The best hotels
Tiger Rock, Pangkor Island ££
Located in 12.5 acres of jungle on Pangkor Island, far from the backpacker hostels, Tiger Rock is a “culturally and environmentally sustainable” boutique destination. The welcoming Mohan and his wife Bavanni (Tiger Rock’s talented cook) manage the property’s eight rooms, located in three buildings dotted around landscaped gardens, with a pool that overlooks the jungle (0060 4264 3580 ; tigerrock.info; full board from £130 per person per night, including transfers and an island tour).
Ritz-Carlton, Kuala Lumpur ££
When swimming in the Ritz-Carlton’s outdoor pool, flanked by lush vegetation, it’s hard to imagine you’re in the heart of Kuala Lumpur’s busy Golden Triangle district. With four restaurants, a spa and spacious guest rooms, the hotel makes an ideal base from which to explore the Malaysian capital (0800 234 0000 ; ritzcarlton.com; doubles from £175 for the “Discover with You” package, including breakfast, $50/£32 hotel credit per day and a sightseeing tour).
Tanjong Jara Resort £££
Situated on the east coast of Peninsular Malaysia, Tanjong Jara is an indulgent 99-room resort. Built to echo the breezy grandeur of 17th-century Malay palaces, rooms and suites are dotted around extensive grounds shaded by palm trees and looking out to the South China Sea (0800 9899 9999; tanjongjararesort.com; from £190 per double room per night for the “All-Inclusive Getaway” package, including airport transfers, half board and a spa treatment for two guests).
The best restaurants
Chapman’s Bar, Emerald Bay, Pulau Pangkor £
Named after the British colonel who sought refuge at Emerald Bay during the Second World War, Chapman’s Bar sits on a glittering bay, with tables set on the white-sand beach and shaded by palms. Open from noon until 5pm, it’s ideal for languorous lunches of freshly caught fish, traditional satay dishes and duck noodles (no phone so reservations aren’t possible).
Hakka Republic, Kuala Lumpur ££
Popular with locals, Hakka Republic is a slick restaurant and bar whose interiors and cuisine are a well-executed fusion of Western and Japanese influences. Warm corn breads precede miso foie gras, and Australian Wagyu rib-eye steak is served with truffle polenta and Japanese pickled vegetables (Level 2, Menara Hap Seng, Jalan P Ramlee; 3 2078 8908).
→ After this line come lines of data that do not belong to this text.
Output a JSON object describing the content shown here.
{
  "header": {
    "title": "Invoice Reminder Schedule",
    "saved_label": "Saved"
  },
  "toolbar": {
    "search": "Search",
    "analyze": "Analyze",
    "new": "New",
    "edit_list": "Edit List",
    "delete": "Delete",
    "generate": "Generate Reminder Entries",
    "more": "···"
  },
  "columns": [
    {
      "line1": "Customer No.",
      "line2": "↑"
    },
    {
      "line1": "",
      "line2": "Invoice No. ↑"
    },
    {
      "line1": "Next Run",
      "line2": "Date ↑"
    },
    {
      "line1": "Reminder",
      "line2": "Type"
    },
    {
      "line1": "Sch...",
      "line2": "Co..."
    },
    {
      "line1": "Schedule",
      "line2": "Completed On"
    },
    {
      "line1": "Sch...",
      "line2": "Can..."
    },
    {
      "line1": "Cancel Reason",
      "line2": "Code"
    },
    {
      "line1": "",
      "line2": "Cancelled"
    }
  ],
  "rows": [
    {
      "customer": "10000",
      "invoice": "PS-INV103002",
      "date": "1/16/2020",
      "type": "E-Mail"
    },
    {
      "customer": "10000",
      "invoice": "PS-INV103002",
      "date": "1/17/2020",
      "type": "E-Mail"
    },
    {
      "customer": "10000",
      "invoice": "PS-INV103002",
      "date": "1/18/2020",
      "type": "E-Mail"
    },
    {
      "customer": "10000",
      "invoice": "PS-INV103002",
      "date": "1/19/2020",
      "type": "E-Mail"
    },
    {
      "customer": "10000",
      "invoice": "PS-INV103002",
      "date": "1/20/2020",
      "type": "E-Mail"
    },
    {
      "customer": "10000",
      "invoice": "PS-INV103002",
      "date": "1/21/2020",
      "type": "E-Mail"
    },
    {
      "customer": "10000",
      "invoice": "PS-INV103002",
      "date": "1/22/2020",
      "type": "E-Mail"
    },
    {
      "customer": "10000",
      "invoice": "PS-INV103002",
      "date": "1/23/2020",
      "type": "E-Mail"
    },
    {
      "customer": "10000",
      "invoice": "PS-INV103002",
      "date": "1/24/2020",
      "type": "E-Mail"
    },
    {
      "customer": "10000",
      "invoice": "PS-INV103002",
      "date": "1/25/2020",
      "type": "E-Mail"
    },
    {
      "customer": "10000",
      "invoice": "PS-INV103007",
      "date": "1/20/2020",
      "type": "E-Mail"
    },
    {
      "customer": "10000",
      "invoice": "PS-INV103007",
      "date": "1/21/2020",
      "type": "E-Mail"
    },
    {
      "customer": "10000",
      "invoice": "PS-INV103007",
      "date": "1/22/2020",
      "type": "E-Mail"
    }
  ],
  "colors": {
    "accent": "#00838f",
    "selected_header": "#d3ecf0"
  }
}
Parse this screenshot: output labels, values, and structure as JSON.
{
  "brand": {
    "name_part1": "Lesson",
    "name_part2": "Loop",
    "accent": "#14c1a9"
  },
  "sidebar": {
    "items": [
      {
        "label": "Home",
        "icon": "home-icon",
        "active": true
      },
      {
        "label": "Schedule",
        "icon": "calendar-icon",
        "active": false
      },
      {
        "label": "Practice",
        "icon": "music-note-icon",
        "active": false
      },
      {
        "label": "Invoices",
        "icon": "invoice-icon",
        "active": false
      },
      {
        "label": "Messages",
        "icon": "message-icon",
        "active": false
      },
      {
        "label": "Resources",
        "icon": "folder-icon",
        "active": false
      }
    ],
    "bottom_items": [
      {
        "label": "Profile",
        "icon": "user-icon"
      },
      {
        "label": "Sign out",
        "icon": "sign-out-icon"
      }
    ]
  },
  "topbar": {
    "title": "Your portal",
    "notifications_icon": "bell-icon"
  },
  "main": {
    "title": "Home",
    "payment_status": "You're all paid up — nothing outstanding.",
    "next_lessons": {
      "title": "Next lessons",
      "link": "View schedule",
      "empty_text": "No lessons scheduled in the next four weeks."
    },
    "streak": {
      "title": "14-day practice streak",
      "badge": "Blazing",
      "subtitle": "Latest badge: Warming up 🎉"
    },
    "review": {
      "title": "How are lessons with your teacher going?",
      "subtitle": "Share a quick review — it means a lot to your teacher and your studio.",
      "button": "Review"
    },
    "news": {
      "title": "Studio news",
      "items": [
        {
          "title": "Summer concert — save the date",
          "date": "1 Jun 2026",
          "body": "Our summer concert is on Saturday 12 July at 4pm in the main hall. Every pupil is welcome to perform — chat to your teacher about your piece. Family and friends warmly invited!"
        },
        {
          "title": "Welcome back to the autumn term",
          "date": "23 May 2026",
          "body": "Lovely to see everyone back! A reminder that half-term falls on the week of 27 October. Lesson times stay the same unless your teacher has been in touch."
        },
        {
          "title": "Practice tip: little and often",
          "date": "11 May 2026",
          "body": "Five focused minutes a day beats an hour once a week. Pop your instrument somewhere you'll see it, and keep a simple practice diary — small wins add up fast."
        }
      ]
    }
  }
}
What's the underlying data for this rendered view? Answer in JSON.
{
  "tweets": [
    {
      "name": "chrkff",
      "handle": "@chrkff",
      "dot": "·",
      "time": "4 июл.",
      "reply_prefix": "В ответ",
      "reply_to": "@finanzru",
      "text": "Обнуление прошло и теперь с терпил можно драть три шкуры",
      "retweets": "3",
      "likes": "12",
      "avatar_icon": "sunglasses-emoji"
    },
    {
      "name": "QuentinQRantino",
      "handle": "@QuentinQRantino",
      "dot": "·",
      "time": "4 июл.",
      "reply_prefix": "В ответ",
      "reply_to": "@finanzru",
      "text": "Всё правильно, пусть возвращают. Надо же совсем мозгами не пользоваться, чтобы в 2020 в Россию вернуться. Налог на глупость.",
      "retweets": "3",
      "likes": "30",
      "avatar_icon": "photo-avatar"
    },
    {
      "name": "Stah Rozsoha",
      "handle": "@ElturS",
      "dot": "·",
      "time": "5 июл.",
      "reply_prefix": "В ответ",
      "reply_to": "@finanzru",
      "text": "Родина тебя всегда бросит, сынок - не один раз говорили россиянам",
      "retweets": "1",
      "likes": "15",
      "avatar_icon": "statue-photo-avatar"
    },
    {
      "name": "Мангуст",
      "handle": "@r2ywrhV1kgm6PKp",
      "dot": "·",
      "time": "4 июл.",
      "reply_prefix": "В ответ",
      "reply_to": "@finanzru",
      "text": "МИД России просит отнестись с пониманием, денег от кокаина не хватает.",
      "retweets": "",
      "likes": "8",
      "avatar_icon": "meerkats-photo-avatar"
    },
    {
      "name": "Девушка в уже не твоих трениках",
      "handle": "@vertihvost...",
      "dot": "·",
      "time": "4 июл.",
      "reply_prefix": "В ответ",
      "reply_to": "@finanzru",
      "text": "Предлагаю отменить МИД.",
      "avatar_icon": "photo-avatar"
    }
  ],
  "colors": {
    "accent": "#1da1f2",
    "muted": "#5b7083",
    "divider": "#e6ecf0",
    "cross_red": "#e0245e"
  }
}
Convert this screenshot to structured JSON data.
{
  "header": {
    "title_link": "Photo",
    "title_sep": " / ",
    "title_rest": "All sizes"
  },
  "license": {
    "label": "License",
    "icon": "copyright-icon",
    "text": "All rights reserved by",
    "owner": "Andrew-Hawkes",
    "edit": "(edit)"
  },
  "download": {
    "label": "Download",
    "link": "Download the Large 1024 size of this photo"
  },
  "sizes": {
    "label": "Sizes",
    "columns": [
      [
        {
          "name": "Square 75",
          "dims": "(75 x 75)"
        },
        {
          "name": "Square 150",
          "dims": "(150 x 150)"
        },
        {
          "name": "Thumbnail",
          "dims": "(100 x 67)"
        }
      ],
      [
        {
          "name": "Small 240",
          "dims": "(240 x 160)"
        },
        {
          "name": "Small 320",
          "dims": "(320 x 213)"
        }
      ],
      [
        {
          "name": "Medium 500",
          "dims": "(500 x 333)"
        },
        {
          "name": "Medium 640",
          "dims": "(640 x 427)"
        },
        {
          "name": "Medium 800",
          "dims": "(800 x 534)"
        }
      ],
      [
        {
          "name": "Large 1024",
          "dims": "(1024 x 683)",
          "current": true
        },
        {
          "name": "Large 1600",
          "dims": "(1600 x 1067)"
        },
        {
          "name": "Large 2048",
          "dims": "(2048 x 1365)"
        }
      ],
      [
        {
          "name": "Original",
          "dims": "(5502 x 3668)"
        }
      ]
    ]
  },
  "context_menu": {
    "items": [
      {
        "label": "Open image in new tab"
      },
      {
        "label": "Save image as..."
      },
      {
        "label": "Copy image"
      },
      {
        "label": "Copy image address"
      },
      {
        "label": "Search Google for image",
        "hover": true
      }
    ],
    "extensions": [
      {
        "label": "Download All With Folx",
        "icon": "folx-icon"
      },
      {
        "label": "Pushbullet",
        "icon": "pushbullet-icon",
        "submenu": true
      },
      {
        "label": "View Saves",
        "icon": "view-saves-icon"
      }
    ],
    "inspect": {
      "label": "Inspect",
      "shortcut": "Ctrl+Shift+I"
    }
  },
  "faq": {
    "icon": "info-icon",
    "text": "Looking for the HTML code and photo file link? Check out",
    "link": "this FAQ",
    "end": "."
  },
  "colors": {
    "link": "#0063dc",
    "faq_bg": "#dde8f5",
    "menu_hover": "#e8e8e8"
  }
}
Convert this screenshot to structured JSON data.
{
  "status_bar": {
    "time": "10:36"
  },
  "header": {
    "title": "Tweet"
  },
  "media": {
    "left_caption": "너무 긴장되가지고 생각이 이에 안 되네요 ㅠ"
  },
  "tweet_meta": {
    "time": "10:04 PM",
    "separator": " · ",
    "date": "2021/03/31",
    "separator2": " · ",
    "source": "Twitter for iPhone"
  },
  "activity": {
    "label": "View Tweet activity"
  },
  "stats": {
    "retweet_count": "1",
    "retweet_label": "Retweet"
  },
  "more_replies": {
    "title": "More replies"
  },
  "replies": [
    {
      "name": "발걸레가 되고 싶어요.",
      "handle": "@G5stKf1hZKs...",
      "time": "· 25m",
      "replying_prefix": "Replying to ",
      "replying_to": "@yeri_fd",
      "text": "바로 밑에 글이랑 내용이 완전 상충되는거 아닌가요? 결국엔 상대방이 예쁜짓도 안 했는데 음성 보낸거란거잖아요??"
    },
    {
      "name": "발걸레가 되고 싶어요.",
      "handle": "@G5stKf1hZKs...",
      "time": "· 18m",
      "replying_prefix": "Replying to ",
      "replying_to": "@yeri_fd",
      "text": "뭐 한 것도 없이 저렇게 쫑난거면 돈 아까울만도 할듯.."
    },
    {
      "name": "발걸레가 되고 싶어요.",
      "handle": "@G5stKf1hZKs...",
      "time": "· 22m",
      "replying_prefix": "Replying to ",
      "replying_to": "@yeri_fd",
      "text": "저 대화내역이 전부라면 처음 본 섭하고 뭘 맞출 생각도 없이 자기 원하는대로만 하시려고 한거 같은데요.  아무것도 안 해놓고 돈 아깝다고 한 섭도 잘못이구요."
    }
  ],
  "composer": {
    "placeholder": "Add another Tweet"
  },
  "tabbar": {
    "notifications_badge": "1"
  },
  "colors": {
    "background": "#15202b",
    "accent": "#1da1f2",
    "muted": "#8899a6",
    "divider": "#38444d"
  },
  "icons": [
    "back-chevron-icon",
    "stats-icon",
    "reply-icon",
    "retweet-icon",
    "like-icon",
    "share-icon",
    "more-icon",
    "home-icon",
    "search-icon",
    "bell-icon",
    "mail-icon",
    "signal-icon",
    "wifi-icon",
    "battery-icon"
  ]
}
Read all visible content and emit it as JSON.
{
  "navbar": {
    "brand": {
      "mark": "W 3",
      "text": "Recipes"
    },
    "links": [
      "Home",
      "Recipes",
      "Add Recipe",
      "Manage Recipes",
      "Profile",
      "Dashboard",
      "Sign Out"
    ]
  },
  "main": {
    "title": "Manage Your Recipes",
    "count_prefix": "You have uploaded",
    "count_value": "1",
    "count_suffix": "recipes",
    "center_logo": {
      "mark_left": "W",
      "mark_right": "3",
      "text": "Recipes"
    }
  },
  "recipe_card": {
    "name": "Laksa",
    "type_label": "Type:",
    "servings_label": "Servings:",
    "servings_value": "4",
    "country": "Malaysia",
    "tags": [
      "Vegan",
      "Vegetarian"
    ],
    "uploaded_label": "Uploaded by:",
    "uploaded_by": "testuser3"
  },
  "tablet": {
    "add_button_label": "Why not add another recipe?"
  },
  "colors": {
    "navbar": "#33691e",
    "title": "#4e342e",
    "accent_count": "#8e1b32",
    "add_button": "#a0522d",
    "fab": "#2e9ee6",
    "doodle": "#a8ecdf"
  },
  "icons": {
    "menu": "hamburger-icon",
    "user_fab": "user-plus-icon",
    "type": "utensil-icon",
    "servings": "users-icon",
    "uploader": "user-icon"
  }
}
Di Atas Sungei, Tanjong Jara £££
The name of Tanjong Jara’s signature restaurant, Di Atas Sungei, reflects its picturesque location “Above the River”, the river in question flowing below the open-air building into the South China Sea. The restaurant’s “Menu Masters” guide guests through the dining options (there is no menu), which include authentic Malay dishes created using fresh, locally sourced produce (Batu 8, 23000 Dungun, Terengganu; 3 2783 1000).
- Malaysia essentials by Gabriella Le Breyton
For further information contact:
Tel: 021 426 0991